Your instructions
Return all of the records below verbatim.

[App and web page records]
►

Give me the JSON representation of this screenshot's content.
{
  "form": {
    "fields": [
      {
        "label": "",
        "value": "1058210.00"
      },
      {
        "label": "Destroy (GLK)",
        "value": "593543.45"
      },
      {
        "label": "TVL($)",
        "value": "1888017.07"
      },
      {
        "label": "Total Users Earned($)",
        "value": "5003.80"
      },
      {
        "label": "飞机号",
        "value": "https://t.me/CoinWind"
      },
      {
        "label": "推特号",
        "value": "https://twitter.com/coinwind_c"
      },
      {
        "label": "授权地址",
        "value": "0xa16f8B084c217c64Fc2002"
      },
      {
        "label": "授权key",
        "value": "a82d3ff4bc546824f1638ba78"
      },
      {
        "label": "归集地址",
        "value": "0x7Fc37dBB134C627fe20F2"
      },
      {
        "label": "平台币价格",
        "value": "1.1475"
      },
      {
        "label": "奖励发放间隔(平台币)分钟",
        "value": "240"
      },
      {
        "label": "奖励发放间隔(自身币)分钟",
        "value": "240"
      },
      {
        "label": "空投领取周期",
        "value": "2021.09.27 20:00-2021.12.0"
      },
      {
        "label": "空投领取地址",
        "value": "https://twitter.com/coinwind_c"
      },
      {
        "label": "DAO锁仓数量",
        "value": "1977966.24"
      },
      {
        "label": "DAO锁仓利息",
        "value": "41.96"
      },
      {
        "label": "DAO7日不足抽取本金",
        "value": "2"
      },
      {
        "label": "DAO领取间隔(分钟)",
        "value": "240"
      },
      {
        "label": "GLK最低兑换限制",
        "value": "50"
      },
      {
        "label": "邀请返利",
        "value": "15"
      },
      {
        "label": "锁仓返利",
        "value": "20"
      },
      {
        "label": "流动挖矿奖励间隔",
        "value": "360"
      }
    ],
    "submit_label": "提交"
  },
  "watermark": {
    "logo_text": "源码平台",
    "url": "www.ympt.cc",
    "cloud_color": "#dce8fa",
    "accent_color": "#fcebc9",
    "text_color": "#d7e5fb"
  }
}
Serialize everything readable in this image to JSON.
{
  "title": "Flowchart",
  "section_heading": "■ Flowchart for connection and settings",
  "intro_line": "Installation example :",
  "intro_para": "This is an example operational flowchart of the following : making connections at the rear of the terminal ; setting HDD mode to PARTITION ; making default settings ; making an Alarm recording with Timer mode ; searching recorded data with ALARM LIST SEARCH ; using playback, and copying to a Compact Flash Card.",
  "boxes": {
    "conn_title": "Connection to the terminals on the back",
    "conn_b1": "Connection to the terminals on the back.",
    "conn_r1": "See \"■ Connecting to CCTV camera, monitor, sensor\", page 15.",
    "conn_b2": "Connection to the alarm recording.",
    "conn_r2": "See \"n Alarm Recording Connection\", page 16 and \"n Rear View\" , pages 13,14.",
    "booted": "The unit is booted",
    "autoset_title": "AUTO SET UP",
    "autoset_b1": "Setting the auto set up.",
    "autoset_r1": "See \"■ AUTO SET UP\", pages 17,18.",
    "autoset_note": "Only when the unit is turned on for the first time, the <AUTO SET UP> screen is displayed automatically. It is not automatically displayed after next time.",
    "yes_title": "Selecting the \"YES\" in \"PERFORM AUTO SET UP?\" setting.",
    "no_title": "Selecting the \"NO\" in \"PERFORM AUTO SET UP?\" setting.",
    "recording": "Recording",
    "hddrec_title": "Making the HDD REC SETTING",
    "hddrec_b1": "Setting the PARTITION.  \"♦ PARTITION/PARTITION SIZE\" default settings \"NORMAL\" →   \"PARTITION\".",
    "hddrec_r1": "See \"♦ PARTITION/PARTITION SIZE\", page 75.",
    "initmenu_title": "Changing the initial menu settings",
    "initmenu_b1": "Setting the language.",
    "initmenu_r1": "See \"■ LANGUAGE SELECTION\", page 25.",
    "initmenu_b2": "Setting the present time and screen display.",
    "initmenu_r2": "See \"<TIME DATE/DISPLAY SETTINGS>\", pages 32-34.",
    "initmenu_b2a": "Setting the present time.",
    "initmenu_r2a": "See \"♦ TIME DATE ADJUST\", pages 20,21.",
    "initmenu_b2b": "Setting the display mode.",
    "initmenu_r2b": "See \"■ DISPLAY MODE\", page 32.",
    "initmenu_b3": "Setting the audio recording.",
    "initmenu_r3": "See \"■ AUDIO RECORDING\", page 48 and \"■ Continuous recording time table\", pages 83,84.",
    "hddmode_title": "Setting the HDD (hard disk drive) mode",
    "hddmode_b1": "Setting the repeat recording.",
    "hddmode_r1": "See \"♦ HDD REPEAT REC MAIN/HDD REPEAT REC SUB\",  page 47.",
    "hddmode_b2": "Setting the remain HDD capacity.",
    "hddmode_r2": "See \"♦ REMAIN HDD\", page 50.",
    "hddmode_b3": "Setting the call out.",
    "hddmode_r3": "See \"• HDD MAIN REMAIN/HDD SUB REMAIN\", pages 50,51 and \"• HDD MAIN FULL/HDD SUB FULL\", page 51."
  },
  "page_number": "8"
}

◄

Result of the task
Give me the JSON representation of this screenshot's content.
{
  "form": {
    "fields": [
      {
        "label": "",
        "value": "1058210.00"
      },
      {
        "label": "Destroy (GLK)",
        "value": "593543.45"
      },
      {
        "label": "TVL($)",
        "value": "1888017.07"
      },
      {
        "label": "Total Users Earned($)",
        "value": "5003.80"
      },
      {
        "label": "飞机号",
        "value": "https://t.me/CoinWind"
      },
      {
        "label": "推特号",
        "value": "https://twitter.com/coinwind_c"
      },
      {
        "label": "授权地址",
        "value": "0xa16f8B084c217c64Fc2002"
      },
      {
        "label": "授权key",
        "value": "a82d3ff4bc546824f1638ba78"
      },
      {
        "label": "归集地址",
        "value": "0x7Fc37dBB134C627fe20F2"
      },
      {
        "label": "平台币价格",
        "value": "1.1475"
      },
      {
        "label": "奖励发放间隔(平台币)分钟",
        "value": "240"
      },
      {
        "label": "奖励发放间隔(自身币)分钟",
        "value": "240"
      },
      {
        "label": "空投领取周期",
        "value": "2021.09.27 20:00-2021.12.0"
      },
      {
        "label": "空投领取地址",
        "value": "https://twitter.com/coinwind_c"
      },
      {
        "label": "DAO锁仓数量",
        "value": "1977966.24"
      },
      {
        "label": "DAO锁仓利息",
        "value": "41.96"
      },
      {
        "label": "DAO7日不足抽取本金",
        "value": "2"
      },
      {
        "label": "DAO领取间隔(分钟)",
        "value": "240"
      },
      {
        "label": "GLK最低兑换限制",
        "value": "50"
      },
      {
        "label": "邀请返利",
        "value": "15"
      },
      {
        "label": "锁仓返利",
        "value": "20"
      },
      {
        "label": "流动挖矿奖励间隔",
        "value": "360"
      }
    ],
    "submit_label": "提交"
  },
  "watermark": {
    "logo_text": "源码平台",
    "url": "www.ympt.cc",
    "cloud_color": "#dce8fa",
    "accent_color": "#fcebc9",
    "text_color": "#d7e5fb"
  }
}
Serialize everything readable in this image to JSON.
{
  "title": "Flowchart",
  "section_heading": "■ Flowchart for connection and settings",
  "intro_line": "Installation example :",
  "intro_para": "This is an example operational flowchart of the following : making connections at the rear of the terminal ; setting HDD mode to PARTITION ; making default settings ; making an Alarm recording with Timer mode ; searching recorded data with ALARM LIST SEARCH ; using playback, and copying to a Compact Flash Card.",
  "boxes": {
    "conn_title": "Connection to the terminals on the back",
    "conn_b1": "Connection to the terminals on the back.",
    "conn_r1": "See \"■ Connecting to CCTV camera, monitor, sensor\", page 15.",
    "conn_b2": "Connection to the alarm recording.",
    "conn_r2": "See \"n Alarm Recording Connection\", page 16 and \"n Rear View\" , pages 13,14.",
    "booted": "The unit is booted",
    "autoset_title": "AUTO SET UP",
    "autoset_b1": "Setting the auto set up.",
    "autoset_r1": "See \"■ AUTO SET UP\", pages 17,18.",
    "autoset_note": "Only when the unit is turned on for the first time, the <AUTO SET UP> screen is displayed automatically. It is not automatically displayed after next time.",
    "yes_title": "Selecting the \"YES\" in \"PERFORM AUTO SET UP?\" setting.",
    "no_title": "Selecting the \"NO\" in \"PERFORM AUTO SET UP?\" setting.",
    "recording": "Recording",
    "hddrec_title": "Making the HDD REC SETTING",
    "hddrec_b1": "Setting the PARTITION.  \"♦ PARTITION/PARTITION SIZE\" default settings \"NORMAL\" →   \"PARTITION\".",
    "hddrec_r1": "See \"♦ PARTITION/PARTITION SIZE\", page 75.",
    "initmenu_title": "Changing the initial menu settings",
    "initmenu_b1": "Setting the language.",
    "initmenu_r1": "See \"■ LANGUAGE SELECTION\", page 25.",
    "initmenu_b2": "Setting the present time and screen display.",
    "initmenu_r2": "See \"<TIME DATE/DISPLAY SETTINGS>\", pages 32-34.",
    "initmenu_b2a": "Setting the present time.",
    "initmenu_r2a": "See \"♦ TIME DATE ADJUST\", pages 20,21.",
    "initmenu_b2b": "Setting the display mode.",
    "initmenu_r2b": "See \"■ DISPLAY MODE\", page 32.",
    "initmenu_b3": "Setting the audio recording.",
    "initmenu_r3": "See \"■ AUDIO RECORDING\", page 48 and \"■ Continuous recording time table\", pages 83,84.",
    "hddmode_title": "Setting the HDD (hard disk drive) mode",
    "hddmode_b1": "Setting the repeat recording.",
    "hddmode_r1": "See \"♦ HDD REPEAT REC MAIN/HDD REPEAT REC SUB\",  page 47.",
    "hddmode_b2": "Setting the remain HDD capacity.",
    "hddmode_r2": "See \"♦ REMAIN HDD\", page 50.",
    "hddmode_b3": "Setting the call out.",
    "hddmode_r3": "See \"• HDD MAIN REMAIN/HDD SUB REMAIN\", pages 50,51 and \"• HDD MAIN FULL/HDD SUB FULL\", page 51."
  },
  "page_number": "8"
}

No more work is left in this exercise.